Individuals aged 60 and older are most at risk for severe WNV infection. Researchers say this could be down to impairments in the early immune response to the virus.
Study author Michael Diamond, of Washington University in St. Louis, and colleagues found that many important components of the early immune response to the West Nile Virus (WNV) were impaired in elderly mice, which may explain why elderly people are more vulnerable to the virus.
WNV is most common in Africa, Europe, the Middle East, North America and West Asia. The virus is primarily transmitted to humans through the bite of an infected mosquito.
Around 70-80% of people who become infected with WNV will not experience symptoms, while around 20% of infected people may experience fever, diarrhea, headache, rash, body aches, joint pains and vomiting.
In less than 1% of cases, WNV can cause neurological illness, such as encephalitis or meningitis. Symptoms include headache, fever, disorientation, tremors, coma, muscle weakness and paralysis. Death occurs in around 10% of severe WNV cases.
While serious illness from WNV can occur in individuals of any age, the elderly are most at risk. "In the elderly, the virus crosses the blood-brain barrier at increased frequency and infects neurons of the brain and spinal cord; this is associated with a 5-10% case-fatality rate," note Diamond and colleagues.
For their study, the team sought to determine the mechanisms underlying elderly individual's vulnerability to WNV.
Early specific immune response to WNV weaker in elderly mice
The researchers infected 4-month-old mice (the equivalent to young adults) and 18-month-old mice (the equivalent to elderly adults) with WNV.
Compared with younger mice, the older mice were three times more likely to die from WNV infection. What is more, the virus levels in the brains of older mice were 20 times higher than those of the younger mice.
- Birds are the natural host of WNV - mosquitoes become infected by feeding on infected birds
- Though there is a vaccine to protect horses against WNV, there is currently no vaccine to protect humans against the virus
- The majority if WNV infections in the US occur between June and September.
The researchers compared and analyzed the immune response to WNV infection of the older mice with that of the younger mice.
Shortly after transmission of WNV, the early specific immune response, or adaptive immune response, to the virus was weaker in the older mice than in the younger mice. In other words, the WNV-specific antibody responses in the older mice were less potent than those of the younger mice. Older mice also had weaker long-term antibody memory responses than younger mice.
In addition, the researchers found that the formation of "germinal centers" in the older mice was delayed.
Germinal centers are the home to draining lymph nodes (DLNs), which are areas close to the initial infection site. Immune cells - antigen-presenting cells, helper T cells and B cells - flock to DLNs and form the germinal centers in order to create a specific antibody response. A delay in formation of these germinal centers explains the weaker adaptive immune response identified in older mice.
On closer examination of the DLNs in the older mice, the team found there were fewer helper T cells, which indicates that the helper T cells of older mice have a lesser ability to migrate to DLNs.

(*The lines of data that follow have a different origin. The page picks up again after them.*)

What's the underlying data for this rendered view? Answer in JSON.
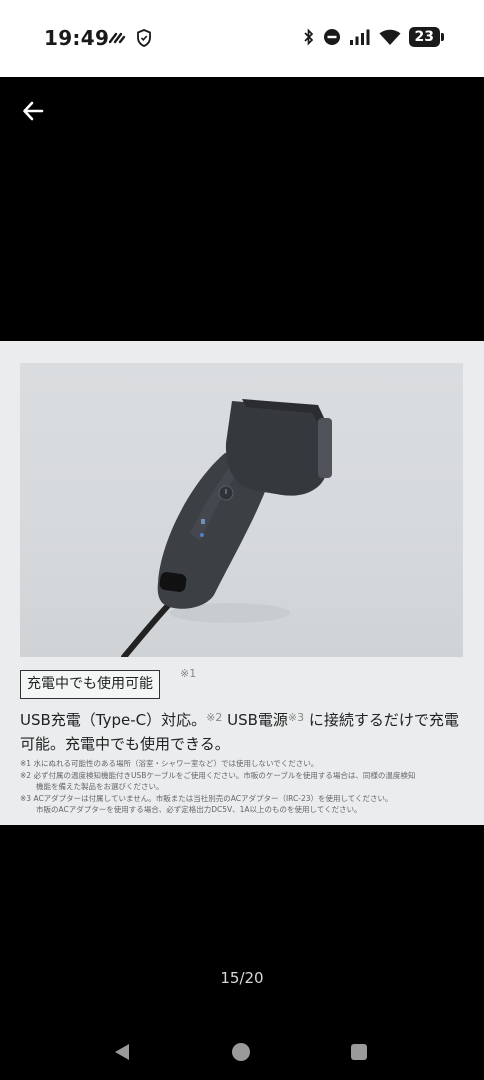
{
  "status_bar": {
    "time": "19:49",
    "battery": "23",
    "left_icons": [
      "data-saver-icon",
      "shield-icon"
    ],
    "right_icons": [
      "bluetooth-icon",
      "do-not-disturb-icon",
      "signal-icon",
      "wifi-icon",
      "battery-icon"
    ]
  },
  "viewer": {
    "back_icon": "arrow-left-icon",
    "page_counter": "15/20"
  },
  "card": {
    "tag": "充電中でも使用可能",
    "tag_note": "※1",
    "headline_a": "USB充電（Type-C）対応。",
    "headline_note_a": "※2",
    "headline_b": " USB電源",
    "headline_note_b": "※3",
    "headline_c": " に接続するだけで充電可能。充電中でも使用できる。",
    "footnote_1": "※1 水にぬれる可能性のある場所（浴室・シャワー室など）では使用しないでください。",
    "footnote_2a": "※2 必ず付属の温度検知機能付きUSBケーブルをご使用ください。市販のケーブルを使用する場合は、同様の温度検知",
    "footnote_2b": "機能を備えた製品をお選びください。",
    "footnote_3a": "※3 ACアダプターは付属していません。市販または当社別売のACアダプター（IRC-23）を使用してください。",
    "footnote_3b": "市販のACアダプターを使用する場合、必ず定格出力DC5V、1A以上のものを使用してください。"
  },
  "nav": {
    "back": "nav-back-icon",
    "home": "nav-home-icon",
    "recents": "nav-recents-icon"
  },
  "colors": {
    "card_bg": "#eaeced",
    "photo_bg": "#d6d9dc",
    "shaver_body": "#3a3d42"
  }
}
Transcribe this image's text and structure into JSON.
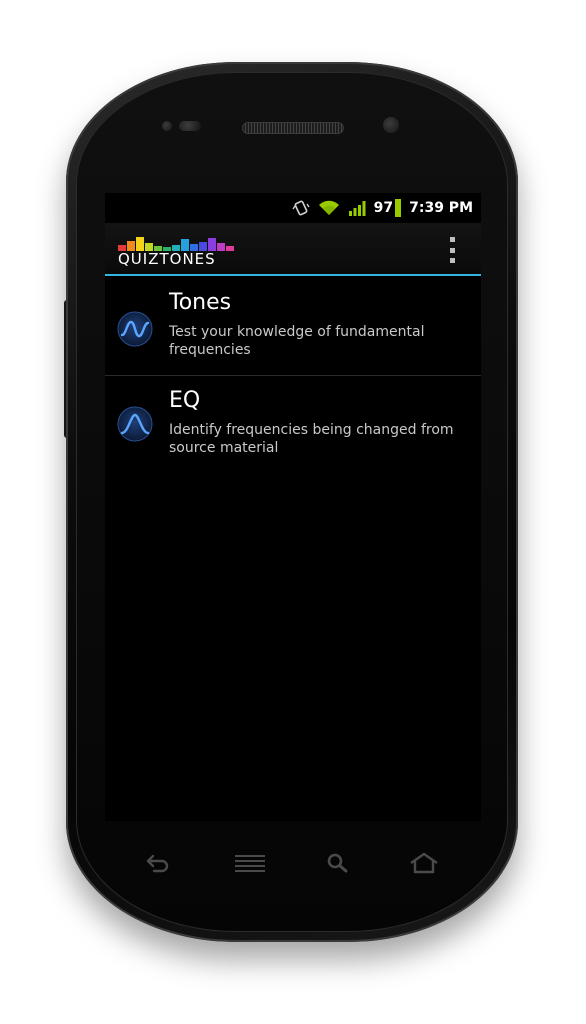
{
  "status_bar": {
    "battery_level": "97",
    "time": "7:39 PM",
    "icons": [
      "vibrate-icon",
      "wifi-icon",
      "signal-icon",
      "battery-icon"
    ],
    "accent_color": "#99cc00"
  },
  "action_bar": {
    "logo_text": "QUIZTONES",
    "overflow_icon": "overflow-menu-icon",
    "divider_color": "#33b5e5"
  },
  "list": {
    "items": [
      {
        "title": "Tones",
        "subtitle": "Test your knowledge of fundamental frequencies",
        "icon": "sine-wave-icon"
      },
      {
        "title": "EQ",
        "subtitle": "Identify frequencies being changed from source material",
        "icon": "eq-peak-icon"
      }
    ]
  },
  "nav_bar": {
    "buttons": [
      "back-icon",
      "menu-icon",
      "search-icon",
      "home-icon"
    ]
  }
}
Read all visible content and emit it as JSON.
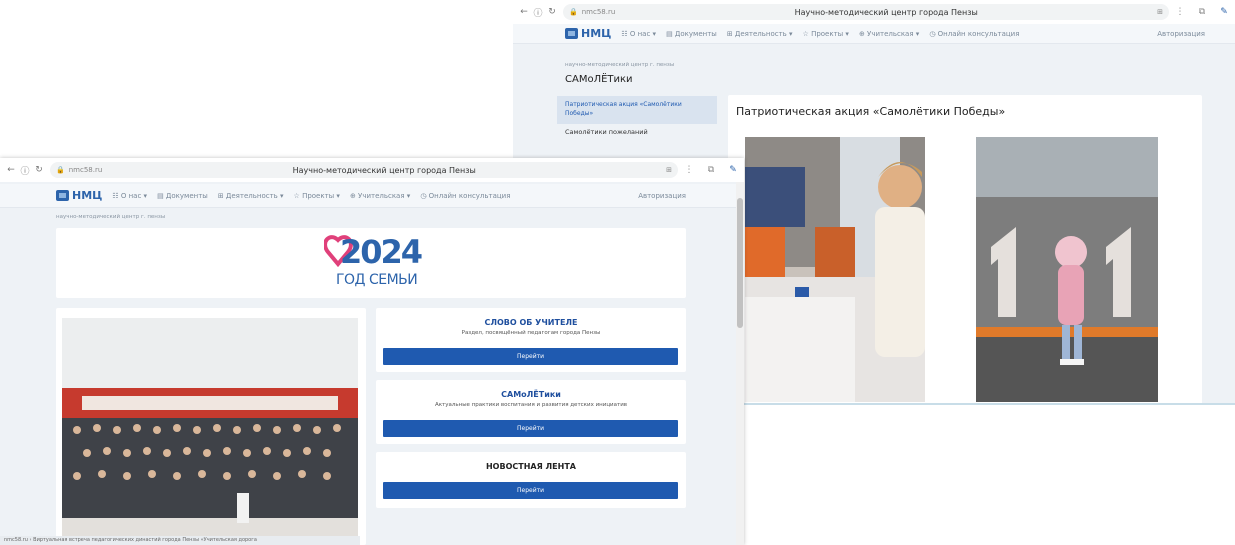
{
  "back_window": {
    "url": "nmc58.ru",
    "page_title": "Научно-методический центр города Пензы",
    "site": {
      "logo": "НМЦ",
      "menu": [
        "О нас",
        "Документы",
        "Деятельность",
        "Проекты",
        "Учительская",
        "Онлайн консультация"
      ],
      "login": "Авторизация"
    },
    "breadcrumb": "научно-методический центр г. пензы",
    "section_title": "САМоЛЁТики",
    "sidebar": {
      "active": "Патриотическая акция «Самолётики Победы»",
      "item2": "Самолётики пожеланий"
    },
    "article_title": "Патриотическая акция «Самолётики Победы»"
  },
  "front_window": {
    "url": "nmc58.ru",
    "page_title": "Научно-методический центр города Пензы",
    "site": {
      "logo": "НМЦ",
      "menu": [
        "О нас",
        "Документы",
        "Деятельность",
        "Проекты",
        "Учительская",
        "Онлайн консультация"
      ],
      "login": "Авторизация"
    },
    "breadcrumb": "научно-методический центр г. пензы",
    "banner": {
      "year": "2024",
      "caption": "ГОД СЕМЬИ"
    },
    "cards": [
      {
        "title": "СЛОВО ОБ УЧИТЕЛЕ",
        "subtitle": "Раздел, посвящённый педагогам города Пензы",
        "button": "Перейти"
      },
      {
        "title": "САМоЛЁТики",
        "subtitle": "Актуальные практики воспитания и развития детских инициатив",
        "button": "Перейти"
      },
      {
        "title": "НОВОСТНАЯ ЛЕНТА",
        "subtitle": "",
        "button": "Перейти"
      }
    ],
    "status_text": "nmc58.ru › Виртуальная встреча педагогических династий города Пензы «Учительская дорога"
  },
  "colors": {
    "brand": "#2d64ab",
    "button": "#1f5ab0",
    "heart": "#e0407a"
  }
}
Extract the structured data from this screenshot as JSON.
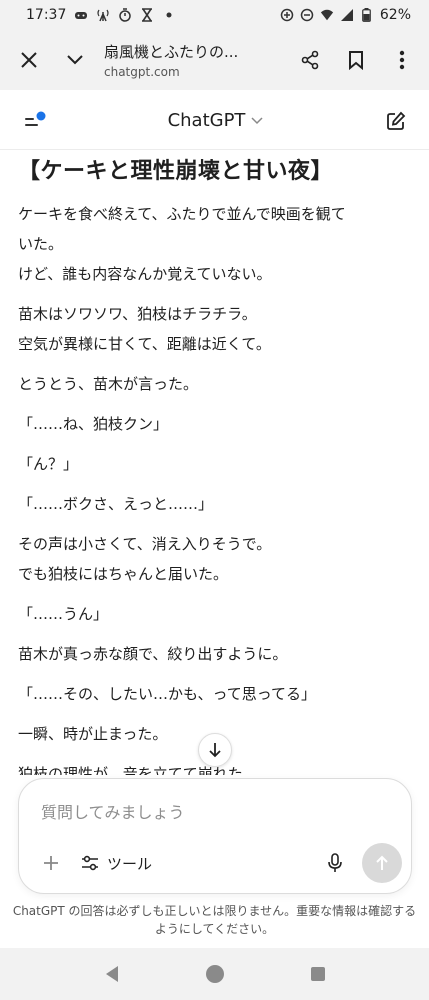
{
  "status": {
    "time": "17:37",
    "battery": "62%",
    "left_icons": [
      "game-icon",
      "signal-tower-icon",
      "timer-icon",
      "hourglass-icon",
      "dot-icon"
    ],
    "right_icons": [
      "data-saver-icon",
      "dnd-icon",
      "wifi-icon",
      "cell-signal-icon",
      "battery-icon"
    ]
  },
  "browser": {
    "title": "扇風機とふたりの...",
    "url": "chatgpt.com"
  },
  "app": {
    "title": "ChatGPT",
    "accent": "#1a73e8"
  },
  "article": {
    "heading": "【ケーキと理性崩壊と甘い夜】",
    "paragraphs": [
      [
        "ケーキを食べ終えて、ふたりで並んで映画を観て",
        "いた。",
        "けど、誰も内容なんか覚えていない。"
      ],
      [
        "苗木はソワソワ、狛枝はチラチラ。",
        "空気が異様に甘くて、距離は近くて。"
      ],
      [
        "とうとう、苗木が言った。"
      ],
      [
        "「……ね、狛枝クン」"
      ],
      [
        "「ん？」"
      ],
      [
        "「……ボクさ、えっと……」"
      ],
      [
        "その声は小さくて、消え入りそうで。",
        "でも狛枝にはちゃんと届いた。"
      ],
      [
        "「……うん」"
      ],
      [
        "苗木が真っ赤な顔で、絞り出すように。"
      ],
      [
        "「……その、したい…かも、って思ってる」"
      ],
      [
        "一瞬、時が止まった。"
      ]
    ],
    "partial_line": "狛枝の理性が、音を立てて崩れた"
  },
  "composer": {
    "placeholder": "質問してみましょう",
    "tools_label": "ツール"
  },
  "disclaimer": "ChatGPT の回答は必ずしも正しいとは限りません。重要な情報は確認するようにしてください。"
}
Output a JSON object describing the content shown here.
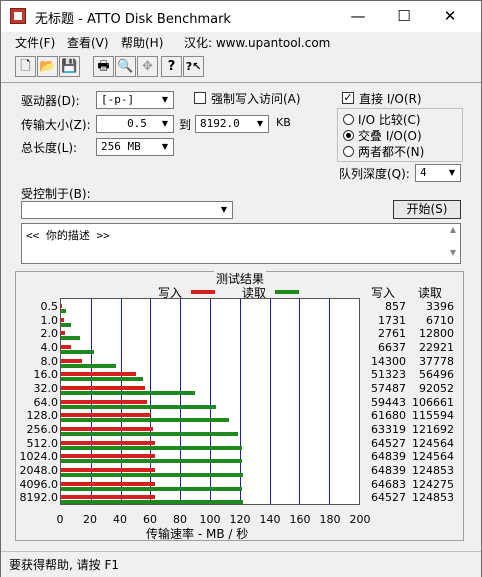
{
  "window": {
    "title": "无标题 - ATTO Disk Benchmark",
    "controls": {
      "minimize": "—",
      "maximize": "☐",
      "close": "✕"
    }
  },
  "menu": {
    "file": "文件(F)",
    "view": "查看(V)",
    "help": "帮助(H)",
    "localized": "汉化: www.upantool.com"
  },
  "toolbar": {
    "new": "🗋",
    "open": "📂",
    "save": "💾",
    "print": "🖶",
    "preview": "🔍",
    "move": "✥",
    "help": "?",
    "context_help": "?↖"
  },
  "settings": {
    "drive_label": "驱动器(D):",
    "drive_value": "[-p-]",
    "transfer_label": "传输大小(Z):",
    "transfer_from": "0.5",
    "to_label": "到",
    "transfer_to": "8192.0",
    "kb_unit": "KB",
    "total_length_label": "总长度(L):",
    "total_length_value": "256 MB",
    "force_write_label": "强制写入访问(A)",
    "direct_io_label": "直接 I/O(R)",
    "io_compare_label": "I/O 比较(C)",
    "overlap_io_label": "交叠 I/O(O)",
    "neither_label": "两者都不(N)",
    "queue_depth_label": "队列深度(Q):",
    "queue_depth_value": "4",
    "controlled_by_label": "受控制于(B):",
    "controlled_by_value": "",
    "start_button": "开始(S)",
    "description": "<<    你的描述    >>"
  },
  "results": {
    "title": "测试结果",
    "write_label": "写入",
    "read_label": "读取",
    "col_write": "写入",
    "col_read": "读取",
    "x_axis_label": "传输速率 - MB / 秒",
    "colors": {
      "write": "#d42020",
      "read": "#1e8a1e",
      "grid": "#1a1ad0"
    }
  },
  "chart_data": {
    "type": "bar",
    "orientation": "horizontal",
    "title": "测试结果",
    "xlabel": "传输速率 - MB / 秒",
    "xlim": [
      0,
      200
    ],
    "x_ticks": [
      "0",
      "20",
      "40",
      "60",
      "80",
      "100",
      "120",
      "140",
      "160",
      "180",
      "200"
    ],
    "categories": [
      "0.5",
      "1.0",
      "2.0",
      "4.0",
      "8.0",
      "16.0",
      "32.0",
      "64.0",
      "128.0",
      "256.0",
      "512.0",
      "1024.0",
      "2048.0",
      "4096.0",
      "8192.0"
    ],
    "series": [
      {
        "name": "写入",
        "values_kb": [
          "857",
          "1731",
          "2761",
          "6637",
          "14300",
          "51323",
          "57487",
          "59443",
          "61680",
          "63319",
          "64527",
          "64839",
          "64839",
          "64683",
          "64527"
        ]
      },
      {
        "name": "读取",
        "values_kb": [
          "3396",
          "6710",
          "12800",
          "22921",
          "37778",
          "56496",
          "92052",
          "106661",
          "115594",
          "121692",
          "124564",
          "124564",
          "124853",
          "124275",
          "124853"
        ]
      }
    ]
  },
  "status": {
    "text": "要获得帮助, 请按 F1"
  }
}
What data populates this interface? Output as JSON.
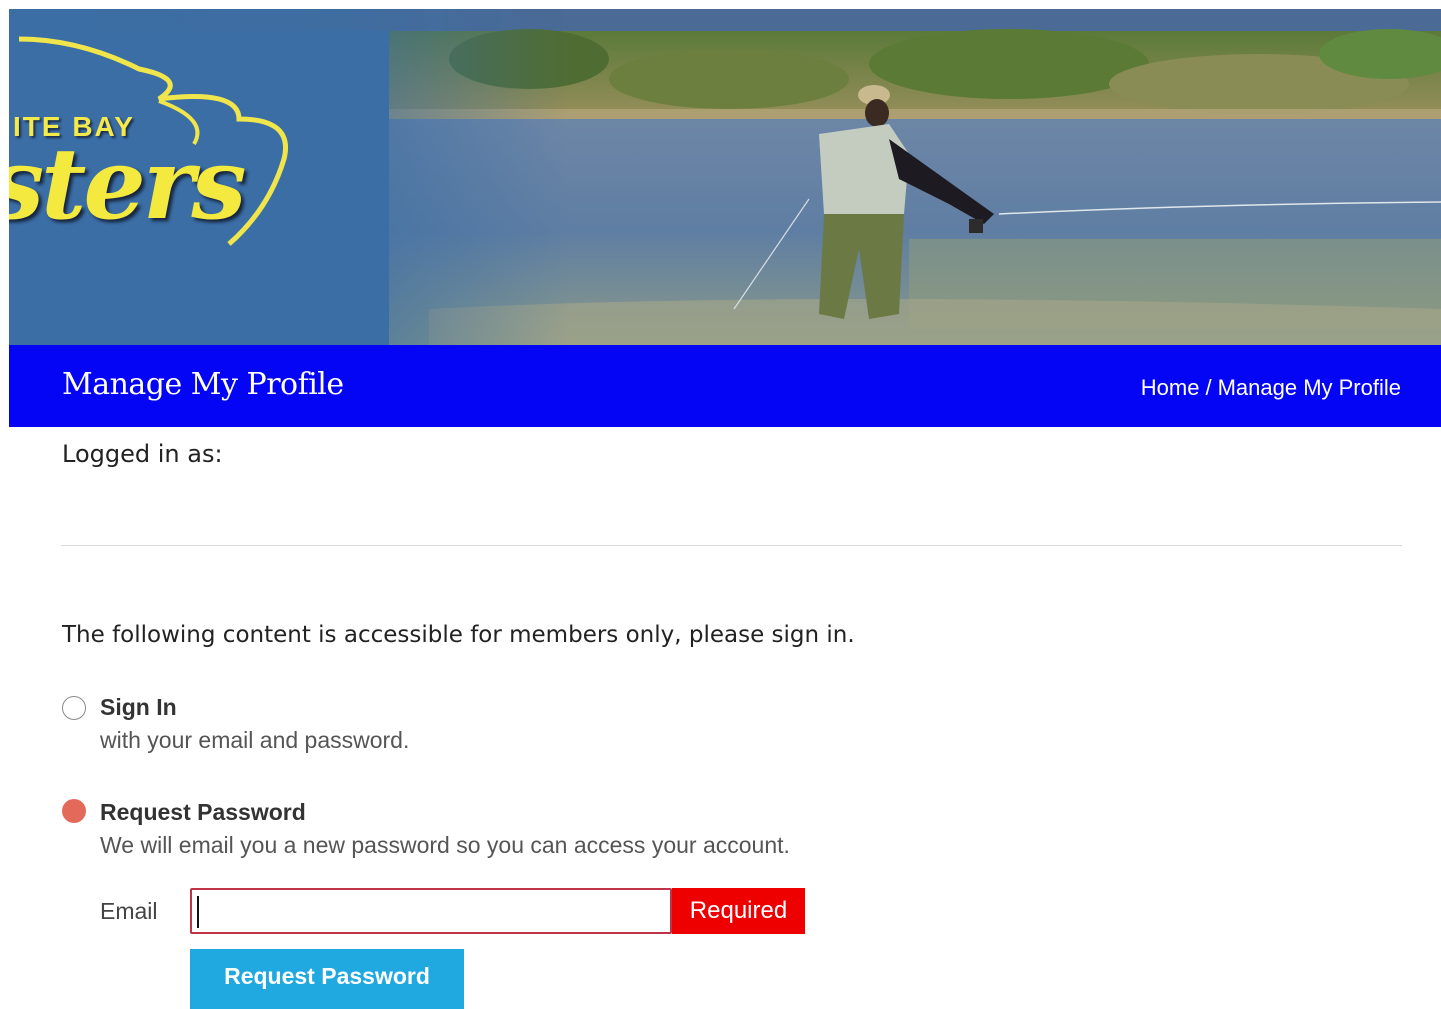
{
  "banner": {
    "logo_line1": "ITE BAY",
    "logo_line2": "sters"
  },
  "title_bar": {
    "title": "Manage My Profile",
    "breadcrumb": {
      "home": "Home",
      "separator": "/",
      "current": "Manage My Profile"
    }
  },
  "account": {
    "logged_in_label": "Logged in as:"
  },
  "members_message": "The following content is accessible for members only, please sign in.",
  "options": {
    "sign_in": {
      "title": "Sign In",
      "description": "with your email and password.",
      "selected": false
    },
    "request_password": {
      "title": "Request Password",
      "description": "We will email you a new password so you can access your account.",
      "selected": true
    }
  },
  "form": {
    "email_label": "Email",
    "email_value": "",
    "required_label": "Required",
    "submit_label": "Request Password"
  },
  "colors": {
    "title_bar": "#0505f5",
    "button": "#20a9e1",
    "required": "#ee0000",
    "radio_selected": "#e3695a"
  }
}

This theory was confirmed when the researchers transplanted helper T cells from both younger and older mice into younger mice. Using live microscopy, they saw that the helper T cells of older mice were less able to flock to DLNs.
The team also found that the DLNs of the older mice had lower levels of immune stimulators called chemokines, which reduced their ability to attract other immune cells in order to form germinal centers.
Even short delays in immune cell response may raise risk of severe infection outcomes
The researchers note that, while the identified impairments in the DLNs of older mice were moderate, even short delays in the migration of immune cells to DLNs may trigger a reduction in WNV-specific antibody response in the early stages of infection.
A reduction in the WNV-specific antibody response after transmission can lead to higher viral loads early on, the researchers explain, which increases the likelihood of WNV infection reaching the brain and causing severe outcomes.
"Because the rapid production of neutralizing and inhibitory antibodies is essential for limiting WNV replication and dissemination, even a modest delay in the kinetics of the humoral response in elderly persons could increase susceptibility to virus infection," they explain, adding:
"As functional deficits in the cells that coordinate early adaptive immune response and the lymph node microenvironment exist, strategies to correct these defects in at-risk individuals could improve responses to vaccines and limit replication of microbes that promote rapid disease pathogenesis."
Earlier this month, the National Institutes of Health announced that an experimental vaccine for WNV is to enter human trials.